"THE PROSECUTOR has more control over life, liberty and reputation than any other person in America. His discretion is tremendous. He can have citizens investigated, and, if he is that kind of person, he can have this done to the tune of public statements and veiled or unveiled intimations."
Robert H. Jackson, then the U.S. attorney general, spoke those words to a group of federal prosecutors in 1940. But they ring disturbingly true today about the conduct of Durham County, N.C., District Attorney Michael B. Nifong in prosecuting three Duke University lacrosse players. Just before Christmas, Mr. Nifong dropped rape charges after the accuser said she "could no longer testify with certainty that it occurred." But the three men remain charged with kidnapping and first-degree sexual offense, which carry equally severe penalties. Mr. Nifong should drop those charges as well.
It's been clear for months that Mr. Nifong's case -- to the extent he has a case -- is riddled with flaws that raise serious questions about his motives and ethics. The accuser's story has been inconsistent and unreliable -- and that was even before the latest interview with the prosecutor's office, in which, according to his filing, she said she could no longer be certain she had been penetrated with a penis. The physical evidence was scant at best; the identification procedure -- the woman was shown photographs of only Duke lacrosse players -- was shockingly shoddy; one defendant seems to have an alibi.
In recent weeks, Mr. Nifong has admitted that he failed, as required, to turn potentially exculpatory information over to the defense: test results that showed the presence of semen from several other men, but not the Duke players, in swabs taken from the woman's body and clothing. Mr. Nifong says it was an accidental oversight. Yet the director of the DNA laboratory says that he and the prosecutor agreed to leave that information out of his report because it was so "explosive." If so, Mr. Nifong has a bigger problem than a botched prosecution. He should be subject to further ethics proceedings by state bar authorities, who filed charges Thursday against him for making inflammatory and misleading comments about the case in its early days.

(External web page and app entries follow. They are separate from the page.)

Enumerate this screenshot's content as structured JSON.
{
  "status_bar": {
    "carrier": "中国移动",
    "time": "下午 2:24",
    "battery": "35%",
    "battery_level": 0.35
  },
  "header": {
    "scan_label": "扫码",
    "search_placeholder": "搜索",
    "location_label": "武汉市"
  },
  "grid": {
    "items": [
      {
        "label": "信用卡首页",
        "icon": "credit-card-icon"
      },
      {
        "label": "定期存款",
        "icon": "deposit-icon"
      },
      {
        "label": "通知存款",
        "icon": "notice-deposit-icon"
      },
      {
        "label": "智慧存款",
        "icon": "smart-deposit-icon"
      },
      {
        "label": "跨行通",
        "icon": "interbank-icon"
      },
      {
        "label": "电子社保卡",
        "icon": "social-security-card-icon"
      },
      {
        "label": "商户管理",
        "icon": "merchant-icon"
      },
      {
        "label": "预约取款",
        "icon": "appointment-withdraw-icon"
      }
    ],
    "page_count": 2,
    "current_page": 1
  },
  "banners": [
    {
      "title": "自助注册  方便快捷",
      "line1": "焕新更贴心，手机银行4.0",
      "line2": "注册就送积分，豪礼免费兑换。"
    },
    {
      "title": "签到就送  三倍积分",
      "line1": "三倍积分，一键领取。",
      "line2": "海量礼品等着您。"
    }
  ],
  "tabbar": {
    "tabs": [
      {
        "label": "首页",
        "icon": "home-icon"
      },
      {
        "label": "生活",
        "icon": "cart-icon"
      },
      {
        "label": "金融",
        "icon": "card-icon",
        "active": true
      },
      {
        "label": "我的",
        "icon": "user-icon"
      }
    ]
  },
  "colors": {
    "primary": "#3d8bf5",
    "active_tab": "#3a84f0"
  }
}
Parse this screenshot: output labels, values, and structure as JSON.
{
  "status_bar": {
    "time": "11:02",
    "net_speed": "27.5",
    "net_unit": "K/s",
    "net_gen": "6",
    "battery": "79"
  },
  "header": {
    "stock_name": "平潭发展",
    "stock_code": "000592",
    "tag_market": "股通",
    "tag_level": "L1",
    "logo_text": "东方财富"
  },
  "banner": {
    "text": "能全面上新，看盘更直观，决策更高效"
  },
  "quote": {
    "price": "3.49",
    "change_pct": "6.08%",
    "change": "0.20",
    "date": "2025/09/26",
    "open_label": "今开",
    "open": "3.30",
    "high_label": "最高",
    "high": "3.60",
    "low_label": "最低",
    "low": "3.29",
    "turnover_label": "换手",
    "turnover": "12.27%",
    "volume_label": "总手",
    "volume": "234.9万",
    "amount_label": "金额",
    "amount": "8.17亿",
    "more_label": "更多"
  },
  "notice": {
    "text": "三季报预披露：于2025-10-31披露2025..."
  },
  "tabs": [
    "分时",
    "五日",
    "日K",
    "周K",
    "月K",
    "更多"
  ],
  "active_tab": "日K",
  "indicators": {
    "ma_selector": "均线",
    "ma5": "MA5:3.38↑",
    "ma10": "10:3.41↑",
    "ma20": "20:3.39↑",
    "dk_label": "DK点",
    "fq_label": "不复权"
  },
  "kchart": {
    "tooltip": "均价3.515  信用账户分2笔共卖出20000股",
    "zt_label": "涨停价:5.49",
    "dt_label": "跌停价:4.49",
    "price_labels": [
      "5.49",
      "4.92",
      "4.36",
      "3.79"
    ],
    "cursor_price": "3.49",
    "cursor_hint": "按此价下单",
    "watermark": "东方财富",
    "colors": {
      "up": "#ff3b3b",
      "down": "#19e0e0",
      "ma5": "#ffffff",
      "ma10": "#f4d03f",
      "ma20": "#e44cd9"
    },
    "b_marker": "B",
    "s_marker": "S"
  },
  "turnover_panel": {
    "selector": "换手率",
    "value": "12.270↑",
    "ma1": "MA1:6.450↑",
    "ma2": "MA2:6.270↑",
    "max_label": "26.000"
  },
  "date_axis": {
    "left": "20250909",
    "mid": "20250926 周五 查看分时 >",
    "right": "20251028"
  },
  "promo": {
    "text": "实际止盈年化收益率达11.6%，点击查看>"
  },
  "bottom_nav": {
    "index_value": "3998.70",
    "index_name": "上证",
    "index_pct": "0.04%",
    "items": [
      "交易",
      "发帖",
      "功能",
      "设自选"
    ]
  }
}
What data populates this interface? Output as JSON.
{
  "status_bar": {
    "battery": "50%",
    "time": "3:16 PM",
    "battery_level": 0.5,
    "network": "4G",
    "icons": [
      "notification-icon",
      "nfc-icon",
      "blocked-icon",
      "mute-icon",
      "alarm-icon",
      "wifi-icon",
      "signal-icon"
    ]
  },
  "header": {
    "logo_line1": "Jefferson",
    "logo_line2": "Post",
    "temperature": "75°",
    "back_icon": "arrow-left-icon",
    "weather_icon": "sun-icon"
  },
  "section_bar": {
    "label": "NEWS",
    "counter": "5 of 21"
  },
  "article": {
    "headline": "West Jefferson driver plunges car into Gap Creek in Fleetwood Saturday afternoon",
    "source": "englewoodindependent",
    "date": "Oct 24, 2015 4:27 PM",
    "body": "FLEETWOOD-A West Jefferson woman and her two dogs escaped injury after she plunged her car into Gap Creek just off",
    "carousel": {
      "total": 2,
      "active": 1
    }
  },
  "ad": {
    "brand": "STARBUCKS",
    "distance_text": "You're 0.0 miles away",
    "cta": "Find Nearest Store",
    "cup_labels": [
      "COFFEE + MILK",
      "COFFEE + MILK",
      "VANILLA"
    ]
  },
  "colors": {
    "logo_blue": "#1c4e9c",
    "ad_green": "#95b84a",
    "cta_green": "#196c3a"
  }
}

In an interview with the New York Times, Mr. Nifong said that "until [the alleged victim] tells me these are not the right guys, we're prosecuting this case.'' But Mr. Nifong badly misconceives his job as a prosecutor, which is not simply to robotically prosecute claims or seek a conviction at all costs but to make an independent analysis of whether justice would be served by continuing with the case.

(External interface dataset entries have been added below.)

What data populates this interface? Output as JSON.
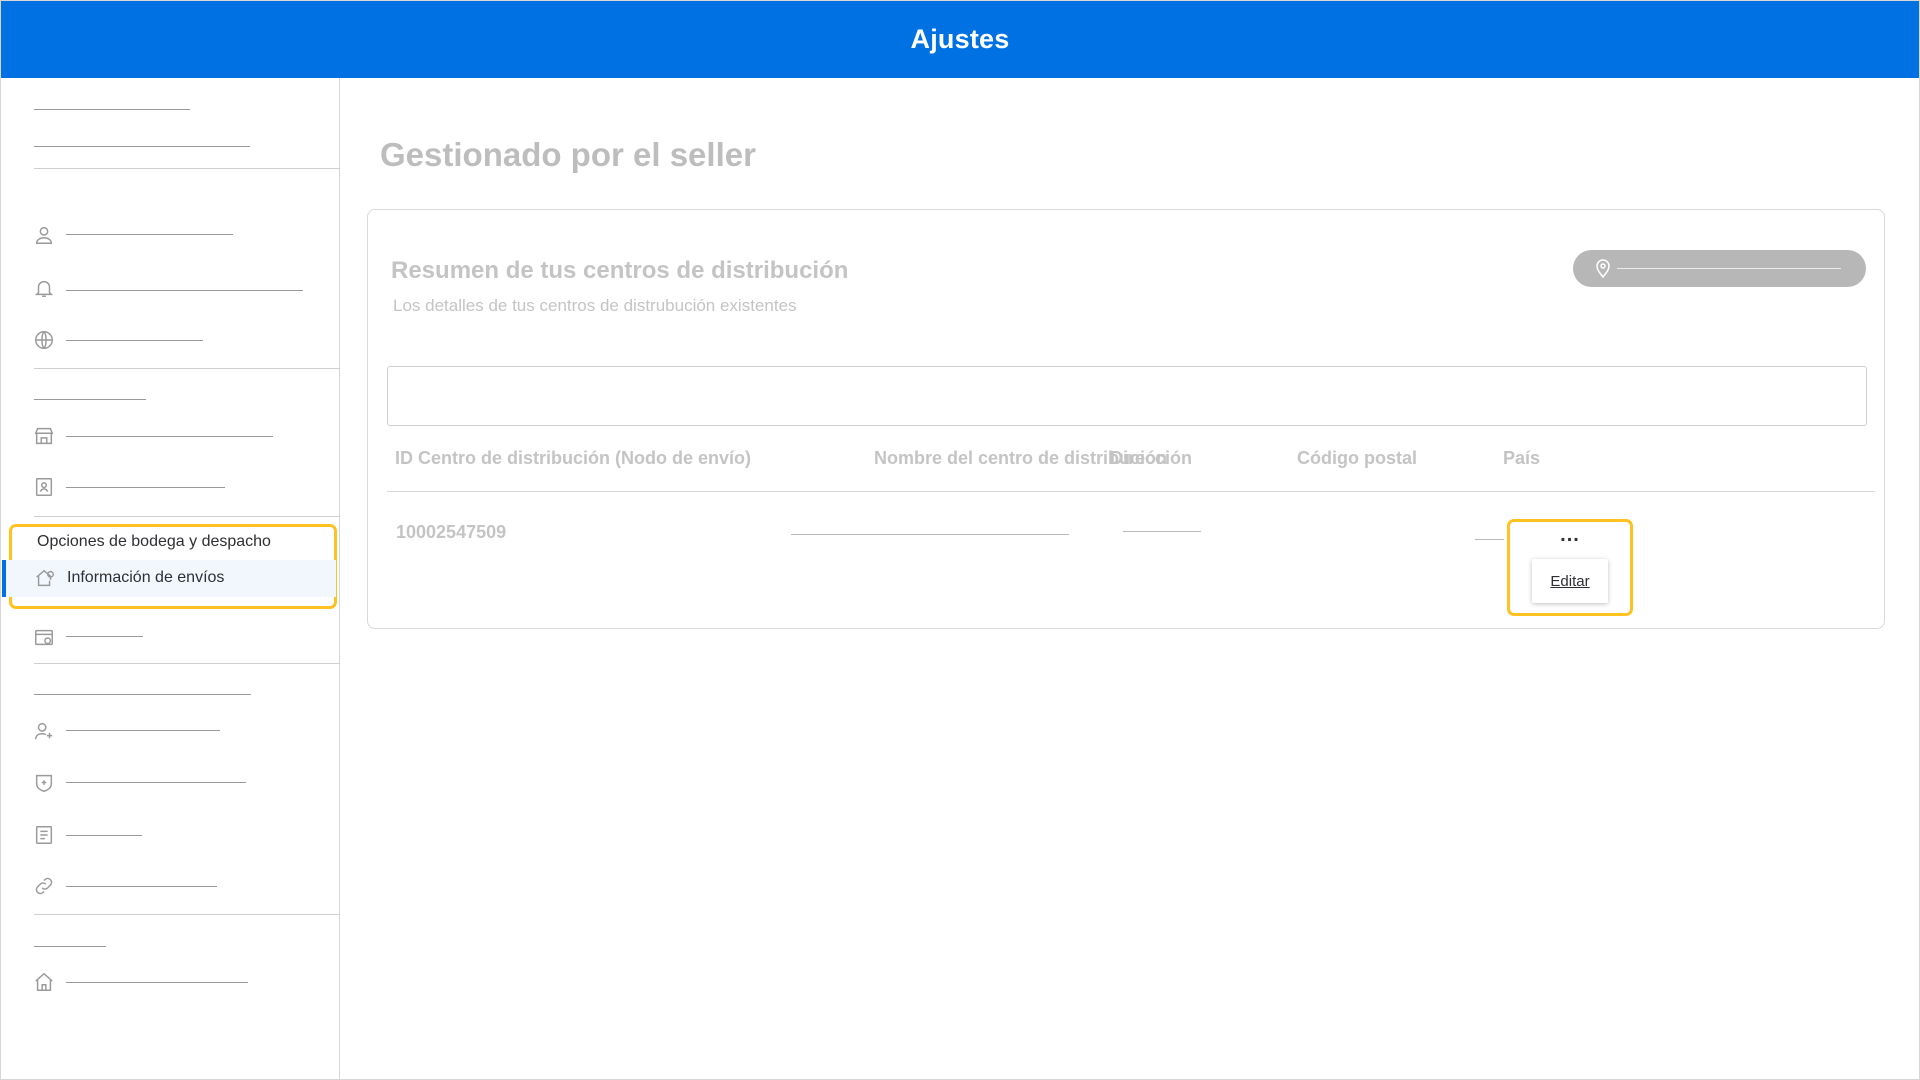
{
  "header": {
    "title": "Ajustes"
  },
  "sidebar": {
    "section_label": "Opciones de bodega y despacho",
    "active_item": "Información de envíos",
    "icons": [
      "user-icon",
      "bell-icon",
      "globe-icon",
      "store-icon",
      "id-card-icon",
      "shipping-house-icon",
      "payment-card-icon",
      "add-user-icon",
      "badge-icon",
      "document-icon",
      "link-icon",
      "home-icon"
    ]
  },
  "main": {
    "page_title": "Gestionado por el seller",
    "card": {
      "title": "Resumen de tus centros de distribución",
      "subtitle": "Los detalles de tus centros de distrubución existentes",
      "location_icon": "map-pin-icon",
      "table": {
        "columns": [
          "ID Centro de distribución (Nodo de envío)",
          "Nombre del centro de distribución",
          "Dirección",
          "Código postal",
          "País"
        ],
        "rows": [
          {
            "id": "10002547509"
          }
        ]
      },
      "actions": {
        "more": "...",
        "edit": "Editar"
      }
    }
  }
}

The prosecutor, as Robert Jackson said so many years ago, "can have no better asset than to have his profession recognize that his attitude toward those who feel his power has been dispassionate, reasonable and just." Those are not adjectives anyone would use to characterize Mr. Nifong's behavior.